++++ SOURCE MATERIAL ++++

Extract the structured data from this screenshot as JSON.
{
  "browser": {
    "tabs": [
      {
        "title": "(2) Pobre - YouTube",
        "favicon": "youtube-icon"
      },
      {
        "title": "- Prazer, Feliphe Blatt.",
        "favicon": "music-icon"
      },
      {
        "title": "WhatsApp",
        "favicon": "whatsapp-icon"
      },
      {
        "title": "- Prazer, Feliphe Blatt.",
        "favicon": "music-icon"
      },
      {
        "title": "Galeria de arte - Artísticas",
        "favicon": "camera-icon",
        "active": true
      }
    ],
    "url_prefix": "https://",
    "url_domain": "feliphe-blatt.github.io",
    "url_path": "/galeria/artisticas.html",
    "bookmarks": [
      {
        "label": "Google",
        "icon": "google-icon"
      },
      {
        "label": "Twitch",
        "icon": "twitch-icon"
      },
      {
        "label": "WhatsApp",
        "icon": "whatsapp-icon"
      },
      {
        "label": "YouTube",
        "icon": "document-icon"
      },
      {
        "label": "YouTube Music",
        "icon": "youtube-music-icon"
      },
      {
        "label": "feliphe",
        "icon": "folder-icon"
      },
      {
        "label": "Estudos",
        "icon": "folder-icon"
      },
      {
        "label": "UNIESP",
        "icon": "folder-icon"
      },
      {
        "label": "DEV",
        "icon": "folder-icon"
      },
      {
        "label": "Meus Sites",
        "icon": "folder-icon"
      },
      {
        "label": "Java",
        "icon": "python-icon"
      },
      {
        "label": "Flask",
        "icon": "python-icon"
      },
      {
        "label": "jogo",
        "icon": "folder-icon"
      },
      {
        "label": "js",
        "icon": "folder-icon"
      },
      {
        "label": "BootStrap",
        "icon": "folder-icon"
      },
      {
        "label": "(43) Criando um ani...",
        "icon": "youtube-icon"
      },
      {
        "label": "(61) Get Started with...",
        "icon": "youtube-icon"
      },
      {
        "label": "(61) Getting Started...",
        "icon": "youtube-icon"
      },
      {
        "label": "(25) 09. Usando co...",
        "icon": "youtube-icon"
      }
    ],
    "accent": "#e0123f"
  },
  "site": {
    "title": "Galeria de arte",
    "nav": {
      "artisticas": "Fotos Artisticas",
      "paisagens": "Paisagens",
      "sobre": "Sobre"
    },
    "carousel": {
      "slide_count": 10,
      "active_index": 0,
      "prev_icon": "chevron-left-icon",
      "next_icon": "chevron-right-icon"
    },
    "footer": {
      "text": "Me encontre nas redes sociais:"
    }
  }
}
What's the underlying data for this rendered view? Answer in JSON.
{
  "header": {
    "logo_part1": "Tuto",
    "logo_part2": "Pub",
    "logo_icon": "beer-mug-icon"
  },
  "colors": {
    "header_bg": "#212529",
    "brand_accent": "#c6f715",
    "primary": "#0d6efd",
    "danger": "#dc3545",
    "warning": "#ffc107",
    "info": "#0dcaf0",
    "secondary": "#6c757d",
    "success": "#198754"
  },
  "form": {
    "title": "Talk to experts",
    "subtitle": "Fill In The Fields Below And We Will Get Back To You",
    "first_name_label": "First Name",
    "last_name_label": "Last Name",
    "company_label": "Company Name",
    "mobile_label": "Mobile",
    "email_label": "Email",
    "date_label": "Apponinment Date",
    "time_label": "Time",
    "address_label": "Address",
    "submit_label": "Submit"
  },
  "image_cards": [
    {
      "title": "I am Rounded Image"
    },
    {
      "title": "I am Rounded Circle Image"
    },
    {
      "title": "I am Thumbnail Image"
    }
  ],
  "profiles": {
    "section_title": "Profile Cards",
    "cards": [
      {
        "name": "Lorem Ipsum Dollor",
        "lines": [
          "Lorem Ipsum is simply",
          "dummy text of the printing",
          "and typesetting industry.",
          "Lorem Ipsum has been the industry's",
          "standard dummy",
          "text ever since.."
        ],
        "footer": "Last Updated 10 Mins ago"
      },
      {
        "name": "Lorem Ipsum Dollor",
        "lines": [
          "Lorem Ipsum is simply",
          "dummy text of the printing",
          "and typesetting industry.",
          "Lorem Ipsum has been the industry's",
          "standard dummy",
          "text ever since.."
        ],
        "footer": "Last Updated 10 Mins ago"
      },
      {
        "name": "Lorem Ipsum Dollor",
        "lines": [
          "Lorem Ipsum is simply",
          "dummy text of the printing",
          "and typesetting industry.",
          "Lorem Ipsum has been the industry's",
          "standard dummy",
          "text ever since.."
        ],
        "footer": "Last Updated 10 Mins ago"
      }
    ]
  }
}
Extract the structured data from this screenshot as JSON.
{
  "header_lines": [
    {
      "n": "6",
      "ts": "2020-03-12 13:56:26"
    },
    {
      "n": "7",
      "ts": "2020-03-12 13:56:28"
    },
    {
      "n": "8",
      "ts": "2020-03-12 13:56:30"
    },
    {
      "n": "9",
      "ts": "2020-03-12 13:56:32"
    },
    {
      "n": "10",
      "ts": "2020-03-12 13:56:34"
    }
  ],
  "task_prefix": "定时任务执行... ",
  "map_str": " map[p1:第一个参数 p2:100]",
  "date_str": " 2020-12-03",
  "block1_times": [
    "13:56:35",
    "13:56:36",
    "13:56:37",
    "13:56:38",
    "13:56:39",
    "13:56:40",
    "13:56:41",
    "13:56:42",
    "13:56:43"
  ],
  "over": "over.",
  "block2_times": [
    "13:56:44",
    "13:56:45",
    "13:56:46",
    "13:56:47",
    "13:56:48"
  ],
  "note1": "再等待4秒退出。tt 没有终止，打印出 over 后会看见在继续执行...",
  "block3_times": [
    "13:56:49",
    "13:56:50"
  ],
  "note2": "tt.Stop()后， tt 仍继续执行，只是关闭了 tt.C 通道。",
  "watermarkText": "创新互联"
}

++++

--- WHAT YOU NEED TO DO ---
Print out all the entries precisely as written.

--- ANSWER BOX ---
Extract the structured data from this screenshot as JSON.
{
  "browser": {
    "tabs": [
      {
        "title": "(2) Pobre - YouTube",
        "favicon": "youtube-icon"
      },
      {
        "title": "- Prazer, Feliphe Blatt.",
        "favicon": "music-icon"
      },
      {
        "title": "WhatsApp",
        "favicon": "whatsapp-icon"
      },
      {
        "title": "- Prazer, Feliphe Blatt.",
        "favicon": "music-icon"
      },
      {
        "title": "Galeria de arte - Artísticas",
        "favicon": "camera-icon",
        "active": true
      }
    ],
    "url_prefix": "https://",
    "url_domain": "feliphe-blatt.github.io",
    "url_path": "/galeria/artisticas.html",
    "bookmarks": [
      {
        "label": "Google",
        "icon": "google-icon"
      },
      {
        "label": "Twitch",
        "icon": "twitch-icon"
      },
      {
        "label": "WhatsApp",
        "icon": "whatsapp-icon"
      },
      {
        "label": "YouTube",
        "icon": "document-icon"
      },
      {
        "label": "YouTube Music",
        "icon": "youtube-music-icon"
      },
      {
        "label": "feliphe",
        "icon": "folder-icon"
      },
      {
        "label": "Estudos",
        "icon": "folder-icon"
      },
      {
        "label": "UNIESP",
        "icon": "folder-icon"
      },
      {
        "label": "DEV",
        "icon": "folder-icon"
      },
      {
        "label": "Meus Sites",
        "icon": "folder-icon"
      },
      {
        "label": "Java",
        "icon": "python-icon"
      },
      {
        "label": "Flask",
        "icon": "python-icon"
      },
      {
        "label": "jogo",
        "icon": "folder-icon"
      },
      {
        "label": "js",
        "icon": "folder-icon"
      },
      {
        "label": "BootStrap",
        "icon": "folder-icon"
      },
      {
        "label": "(43) Criando um ani...",
        "icon": "youtube-icon"
      },
      {
        "label": "(61) Get Started with...",
        "icon": "youtube-icon"
      },
      {
        "label": "(61) Getting Started...",
        "icon": "youtube-icon"
      },
      {
        "label": "(25) 09. Usando co...",
        "icon": "youtube-icon"
      }
    ],
    "accent": "#e0123f"
  },
  "site": {
    "title": "Galeria de arte",
    "nav": {
      "artisticas": "Fotos Artisticas",
      "paisagens": "Paisagens",
      "sobre": "Sobre"
    },
    "carousel": {
      "slide_count": 10,
      "active_index": 0,
      "prev_icon": "chevron-left-icon",
      "next_icon": "chevron-right-icon"
    },
    "footer": {
      "text": "Me encontre nas redes sociais:"
    }
  }
}
What's the underlying data for this rendered view? Answer in JSON.
{
  "header": {
    "logo_part1": "Tuto",
    "logo_part2": "Pub",
    "logo_icon": "beer-mug-icon"
  },
  "colors": {
    "header_bg": "#212529",
    "brand_accent": "#c6f715",
    "primary": "#0d6efd",
    "danger": "#dc3545",
    "warning": "#ffc107",
    "info": "#0dcaf0",
    "secondary": "#6c757d",
    "success": "#198754"
  },
  "form": {
    "title": "Talk to experts",
    "subtitle": "Fill In The Fields Below And We Will Get Back To You",
    "first_name_label": "First Name",
    "last_name_label": "Last Name",
    "company_label": "Company Name",
    "mobile_label": "Mobile",
    "email_label": "Email",
    "date_label": "Apponinment Date",
    "time_label": "Time",
    "address_label": "Address",
    "submit_label": "Submit"
  },
  "image_cards": [
    {
      "title": "I am Rounded Image"
    },
    {
      "title": "I am Rounded Circle Image"
    },
    {
      "title": "I am Thumbnail Image"
    }
  ],
  "profiles": {
    "section_title": "Profile Cards",
    "cards": [
      {
        "name": "Lorem Ipsum Dollor",
        "lines": [
          "Lorem Ipsum is simply",
          "dummy text of the printing",
          "and typesetting industry.",
          "Lorem Ipsum has been the industry's",
          "standard dummy",
          "text ever since.."
        ],
        "footer": "Last Updated 10 Mins ago"
      },
      {
        "name": "Lorem Ipsum Dollor",
        "lines": [
          "Lorem Ipsum is simply",
          "dummy text of the printing",
          "and typesetting industry.",
          "Lorem Ipsum has been the industry's",
          "standard dummy",
          "text ever since.."
        ],
        "footer": "Last Updated 10 Mins ago"
      },
      {
        "name": "Lorem Ipsum Dollor",
        "lines": [
          "Lorem Ipsum is simply",
          "dummy text of the printing",
          "and typesetting industry.",
          "Lorem Ipsum has been the industry's",
          "standard dummy",
          "text ever since.."
        ],
        "footer": "Last Updated 10 Mins ago"
      }
    ]
  }
}
Extract the structured data from this screenshot as JSON.
{
  "header_lines": [
    {
      "n": "6",
      "ts": "2020-03-12 13:56:26"
    },
    {
      "n": "7",
      "ts": "2020-03-12 13:56:28"
    },
    {
      "n": "8",
      "ts": "2020-03-12 13:56:30"
    },
    {
      "n": "9",
      "ts": "2020-03-12 13:56:32"
    },
    {
      "n": "10",
      "ts": "2020-03-12 13:56:34"
    }
  ],
  "task_prefix": "定时任务执行... ",
  "map_str": " map[p1:第一个参数 p2:100]",
  "date_str": " 2020-12-03",
  "block1_times": [
    "13:56:35",
    "13:56:36",
    "13:56:37",
    "13:56:38",
    "13:56:39",
    "13:56:40",
    "13:56:41",
    "13:56:42",
    "13:56:43"
  ],
  "over": "over.",
  "block2_times": [
    "13:56:44",
    "13:56:45",
    "13:56:46",
    "13:56:47",
    "13:56:48"
  ],
  "note1": "再等待4秒退出。tt 没有终止，打印出 over 后会看见在继续执行...",
  "block3_times": [
    "13:56:49",
    "13:56:50"
  ],
  "note2": "tt.Stop()后， tt 仍继续执行，只是关闭了 tt.C 通道。",
  "watermarkText": "创新互联"
}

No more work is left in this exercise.